### Your goal
All records are to be printed again exactly as they appear.

━━━━━ Dataset content

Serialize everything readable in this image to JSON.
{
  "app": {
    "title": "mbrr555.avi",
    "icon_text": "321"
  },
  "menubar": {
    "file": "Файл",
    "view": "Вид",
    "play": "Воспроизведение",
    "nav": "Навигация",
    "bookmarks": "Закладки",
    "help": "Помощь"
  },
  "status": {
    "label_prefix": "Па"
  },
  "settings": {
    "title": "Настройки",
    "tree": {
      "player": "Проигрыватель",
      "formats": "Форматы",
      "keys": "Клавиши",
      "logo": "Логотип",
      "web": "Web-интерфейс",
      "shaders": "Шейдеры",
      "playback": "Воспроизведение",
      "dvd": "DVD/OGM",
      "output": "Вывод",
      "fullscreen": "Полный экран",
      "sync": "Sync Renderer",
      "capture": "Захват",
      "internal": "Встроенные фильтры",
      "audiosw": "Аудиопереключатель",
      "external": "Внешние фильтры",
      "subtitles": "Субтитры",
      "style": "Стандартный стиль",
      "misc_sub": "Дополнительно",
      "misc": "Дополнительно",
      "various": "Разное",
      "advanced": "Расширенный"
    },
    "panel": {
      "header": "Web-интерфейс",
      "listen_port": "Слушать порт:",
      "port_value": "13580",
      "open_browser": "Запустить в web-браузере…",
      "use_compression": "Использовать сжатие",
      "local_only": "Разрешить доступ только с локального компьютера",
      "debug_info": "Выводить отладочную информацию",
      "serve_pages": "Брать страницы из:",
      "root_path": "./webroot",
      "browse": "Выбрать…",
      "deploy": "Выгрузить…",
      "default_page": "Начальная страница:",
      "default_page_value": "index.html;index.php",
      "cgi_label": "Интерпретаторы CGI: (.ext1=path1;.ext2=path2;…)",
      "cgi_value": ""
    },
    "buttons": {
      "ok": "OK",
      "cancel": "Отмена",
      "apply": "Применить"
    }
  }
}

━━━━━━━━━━

### Solution
Serialize everything readable in this image to JSON.
{
  "app": {
    "title": "mbrr555.avi",
    "icon_text": "321"
  },
  "menubar": {
    "file": "Файл",
    "view": "Вид",
    "play": "Воспроизведение",
    "nav": "Навигация",
    "bookmarks": "Закладки",
    "help": "Помощь"
  },
  "status": {
    "label_prefix": "Па"
  },
  "settings": {
    "title": "Настройки",
    "tree": {
      "player": "Проигрыватель",
      "formats": "Форматы",
      "keys": "Клавиши",
      "logo": "Логотип",
      "web": "Web-интерфейс",
      "shaders": "Шейдеры",
      "playback": "Воспроизведение",
      "dvd": "DVD/OGM",
      "output": "Вывод",
      "fullscreen": "Полный экран",
      "sync": "Sync Renderer",
      "capture": "Захват",
      "internal": "Встроенные фильтры",
      "audiosw": "Аудиопереключатель",
      "external": "Внешние фильтры",
      "subtitles": "Субтитры",
      "style": "Стандартный стиль",
      "misc_sub": "Дополнительно",
      "misc": "Дополнительно",
      "various": "Разное",
      "advanced": "Расширенный"
    },
    "panel": {
      "header": "Web-интерфейс",
      "listen_port": "Слушать порт:",
      "port_value": "13580",
      "open_browser": "Запустить в web-браузере…",
      "use_compression": "Использовать сжатие",
      "local_only": "Разрешить доступ только с локального компьютера",
      "debug_info": "Выводить отладочную информацию",
      "serve_pages": "Брать страницы из:",
      "root_path": "./webroot",
      "browse": "Выбрать…",
      "deploy": "Выгрузить…",
      "default_page": "Начальная страница:",
      "default_page_value": "index.html;index.php",
      "cgi_label": "Интерпретаторы CGI: (.ext1=path1;.ext2=path2;…)",
      "cgi_value": ""
    },
    "buttons": {
      "ok": "OK",
      "cancel": "Отмена",
      "apply": "Применить"
    }
  }
}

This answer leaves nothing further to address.